*** DATA RECORDS ***

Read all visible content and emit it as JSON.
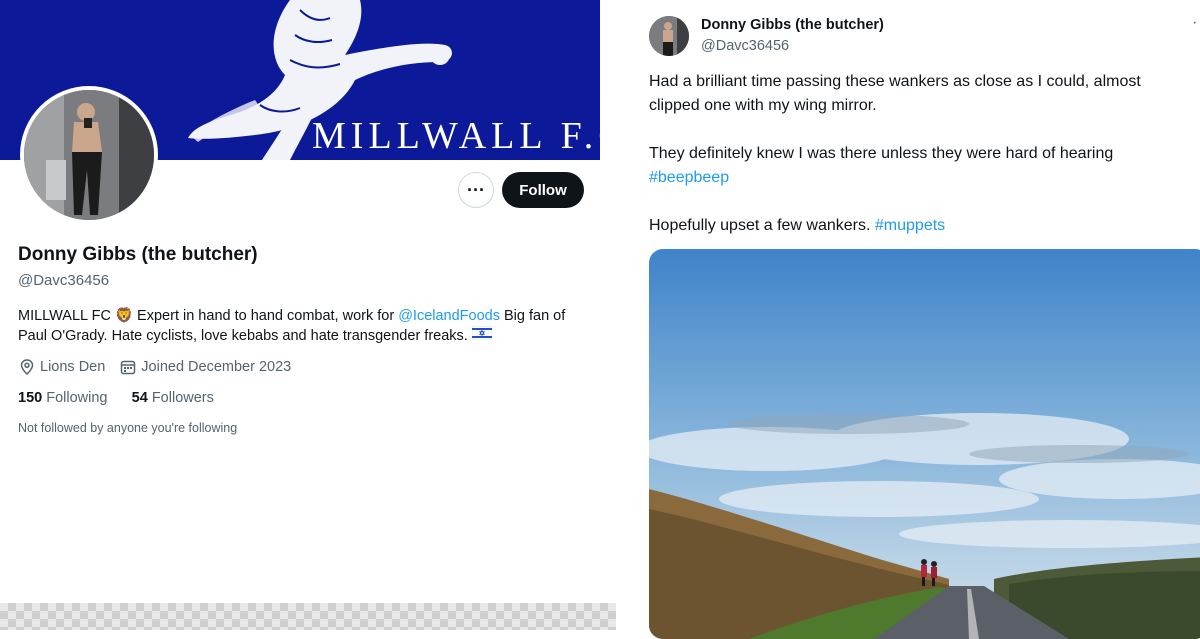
{
  "profile": {
    "banner_text": "MILLWALL F.C.",
    "more_label": "···",
    "follow_label": "Follow",
    "display_name": "Donny Gibbs (the butcher)",
    "handle": "@Davc36456",
    "bio": {
      "part1": "MILLWALL FC",
      "emoji": "🦁",
      "part2": " Expert in hand to hand combat, work for ",
      "mention": "@IcelandFoods",
      "part3": " Big fan of Paul O'Grady. Hate cyclists, love kebabs and hate transgender freaks. ",
      "flag_icon": "israel-flag-icon"
    },
    "location": "Lions Den",
    "location_icon": "location-pin-icon",
    "joined": "Joined December 2023",
    "joined_icon": "calendar-icon",
    "following_count": "150",
    "following_label": "Following",
    "followers_count": "54",
    "followers_label": "Followers",
    "not_followed": "Not followed by anyone you're following"
  },
  "tweet": {
    "display_name": "Donny Gibbs (the butcher)",
    "handle": "@Davc36456",
    "more_icon": "more-dots-icon",
    "line1": "Had a brilliant time passing these wankers as close as I could, almost clipped one with my wing mirror.",
    "line2": "They definitely knew I was there unless they were hard of hearing ",
    "hashtag1": "#beepbeep",
    "line3": "Hopefully upset a few wankers. ",
    "hashtag2": "#muppets"
  },
  "colors": {
    "banner_blue": "#0c1a9a",
    "link_blue": "#1d9bf0",
    "text_dark": "#0f1419",
    "text_muted": "#536471"
  }
}
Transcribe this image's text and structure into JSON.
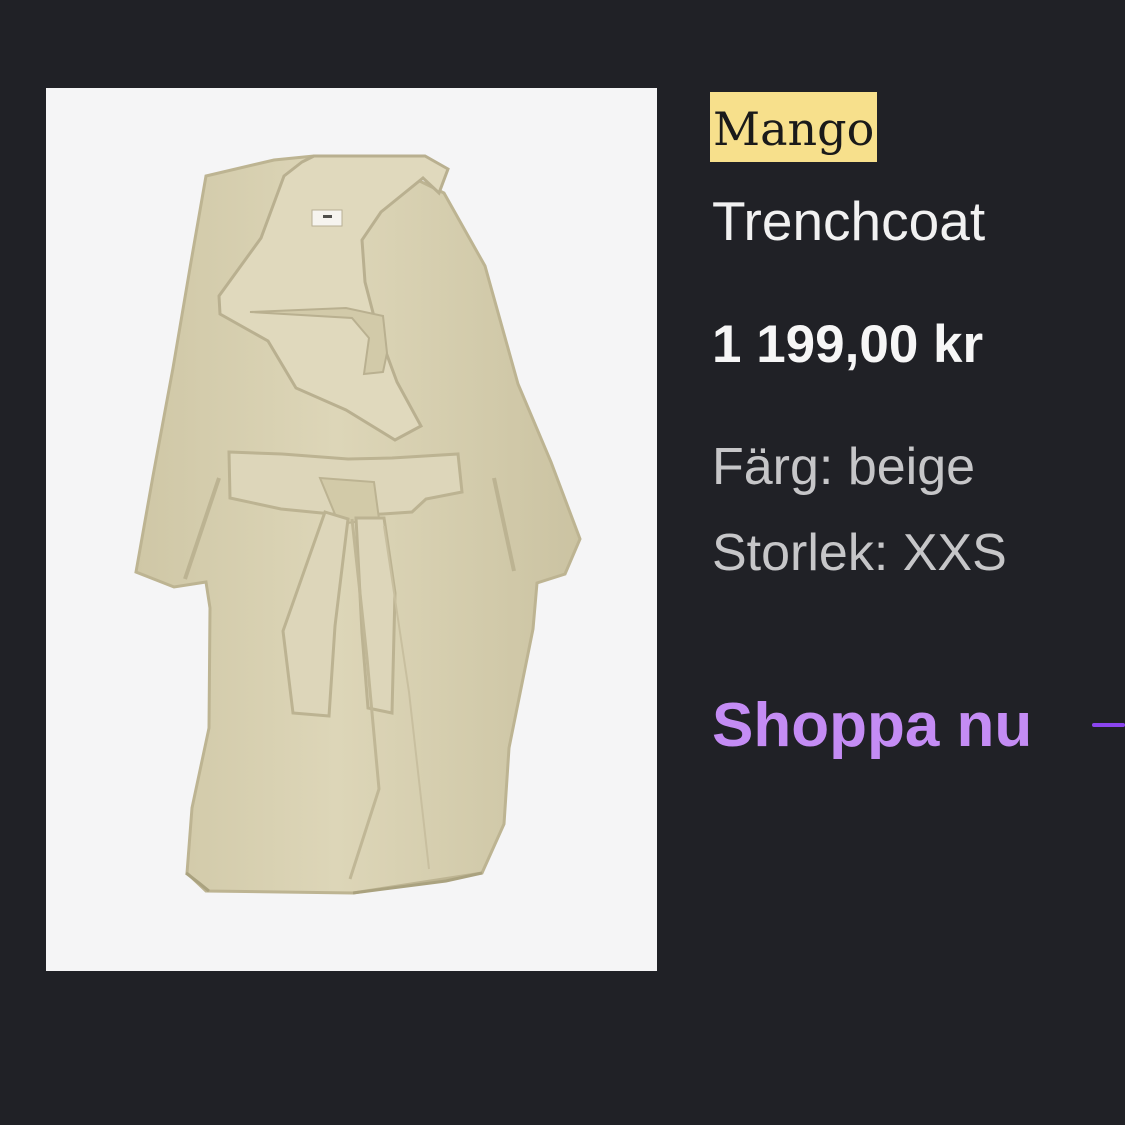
{
  "product": {
    "brand": "Mango",
    "name": "Trenchcoat",
    "price": "1 199,00 kr",
    "color_text": "Färg: beige",
    "size_text": "Storlek: XXS",
    "cta": "Shoppa nu"
  },
  "colors": {
    "background": "#202126",
    "image_background": "#f5f5f6",
    "brand_highlight": "#f7e08c",
    "cta": "#c48cf4",
    "arrow": "#8b45ef",
    "coat": "#d6cfae"
  },
  "icons": {
    "cta_arrow": "arrow-right-icon"
  }
}
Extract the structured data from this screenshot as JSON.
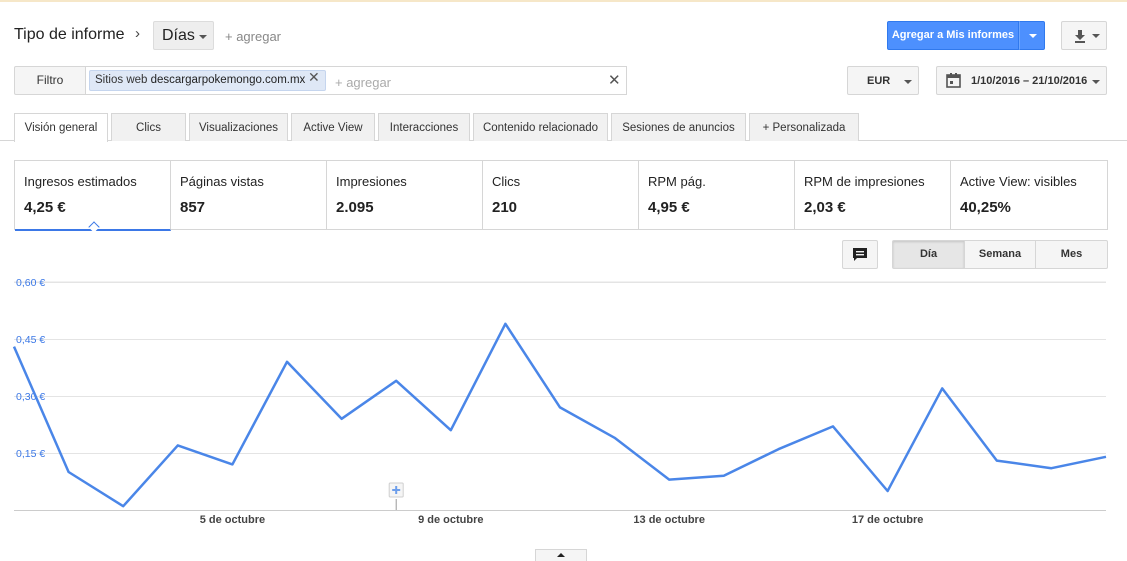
{
  "header": {
    "report_type_label": "Tipo de informe",
    "breadcrumb_sep": "›",
    "granularity_dropdown": "Días",
    "add_link": "+ agregar",
    "add_to_reports_button": "Agregar a Mis informes"
  },
  "filter": {
    "button_label": "Filtro",
    "chip_prefix": "Sitios web",
    "chip_value": "descargarpokemongo.com.mx",
    "add_placeholder": "+ agregar",
    "currency": "EUR",
    "date_range": "1/10/2016 – 21/10/2016"
  },
  "tabs": [
    {
      "label": "Visión general",
      "active": true
    },
    {
      "label": "Clics",
      "active": false
    },
    {
      "label": "Visualizaciones",
      "active": false
    },
    {
      "label": "Active View",
      "active": false
    },
    {
      "label": "Interacciones",
      "active": false
    },
    {
      "label": "Contenido relacionado",
      "active": false
    },
    {
      "label": "Sesiones de anuncios",
      "active": false
    },
    {
      "label": "+ Personalizada",
      "active": false
    }
  ],
  "metrics": [
    {
      "label": "Ingresos estimados",
      "value": "4,25 €"
    },
    {
      "label": "Páginas vistas",
      "value": "857"
    },
    {
      "label": "Impresiones",
      "value": "2.095"
    },
    {
      "label": "Clics",
      "value": "210"
    },
    {
      "label": "RPM pág.",
      "value": "4,95 €"
    },
    {
      "label": "RPM de impresiones",
      "value": "2,03 €"
    },
    {
      "label": "Active View: visibles",
      "value": "40,25%"
    }
  ],
  "granularity": {
    "options": [
      "Día",
      "Semana",
      "Mes"
    ],
    "selected": "Día"
  },
  "chart_data": {
    "type": "line",
    "x": [
      "1/10/2016",
      "2/10/2016",
      "3/10/2016",
      "4/10/2016",
      "5/10/2016",
      "6/10/2016",
      "7/10/2016",
      "8/10/2016",
      "9/10/2016",
      "10/10/2016",
      "11/10/2016",
      "12/10/2016",
      "13/10/2016",
      "14/10/2016",
      "15/10/2016",
      "16/10/2016",
      "17/10/2016",
      "18/10/2016",
      "19/10/2016",
      "20/10/2016",
      "21/10/2016"
    ],
    "series": [
      {
        "values": [
          0.43,
          0.1,
          0.01,
          0.17,
          0.12,
          0.39,
          0.24,
          0.34,
          0.21,
          0.49,
          0.27,
          0.19,
          0.08,
          0.09,
          0.16,
          0.22,
          0.05,
          0.32,
          0.13,
          0.11,
          0.14
        ]
      }
    ],
    "yticks": [
      "0,15 €",
      "0,30 €",
      "0,45 €",
      "0,60 €"
    ],
    "ytick_values": [
      0.15,
      0.3,
      0.45,
      0.6
    ],
    "xticks": [
      "5 de octubre",
      "9 de octubre",
      "13 de octubre",
      "17 de octubre"
    ],
    "xtick_index": [
      4,
      8,
      12,
      16
    ],
    "annotation_index": 7,
    "ylim": [
      0,
      0.6
    ],
    "grid": true,
    "color": "#4a86e8",
    "title": "",
    "xlabel": "",
    "ylabel": ""
  },
  "colors": {
    "accent": "#4d90fe",
    "line": "#4a86e8",
    "active_underline": "#3b78e7"
  }
}
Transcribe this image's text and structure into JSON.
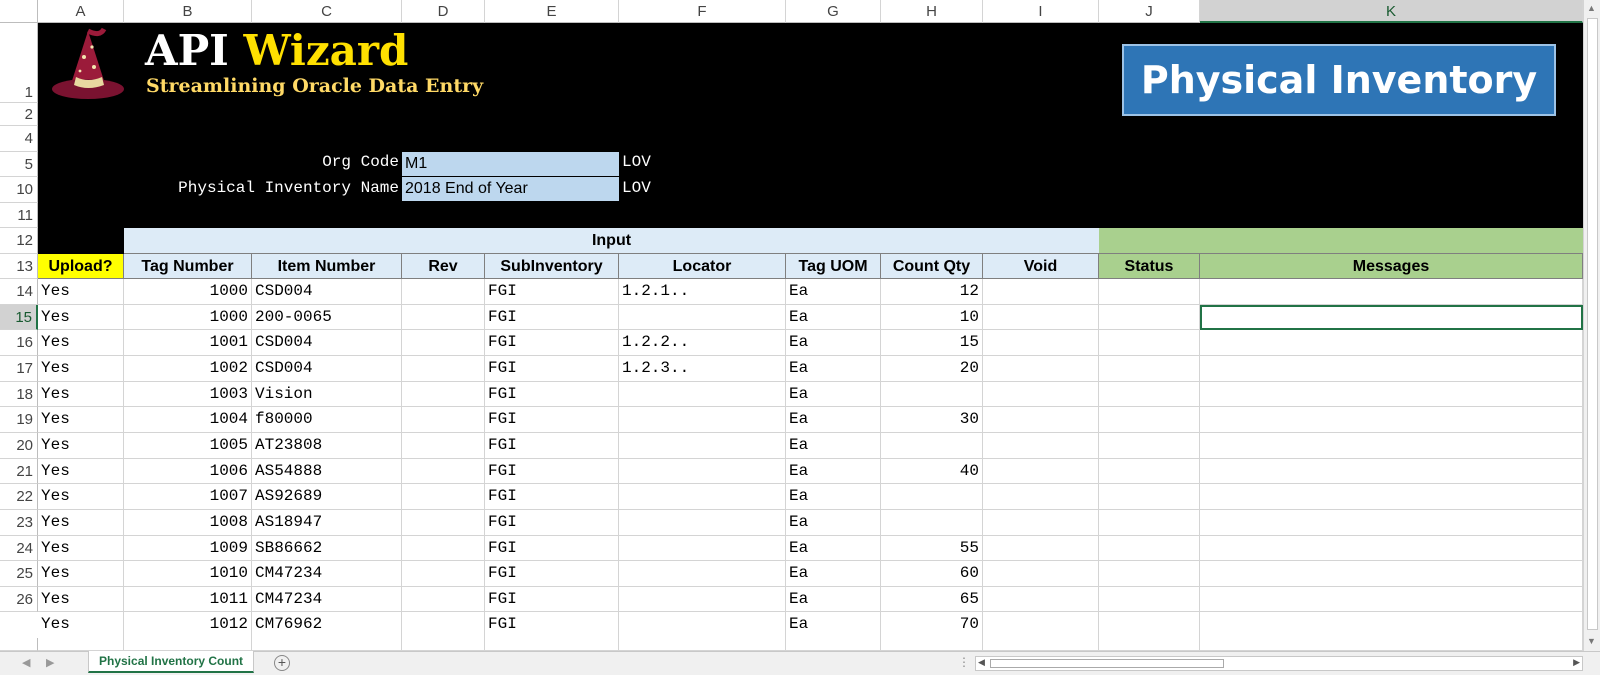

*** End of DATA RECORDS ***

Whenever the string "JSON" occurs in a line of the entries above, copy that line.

Read all visible content and emit it as JSON.
Transcribe this image's text and structure into JSON.
Extract the structured data from this screenshot as JSON.
Transcribe this image's text and structure into JSON.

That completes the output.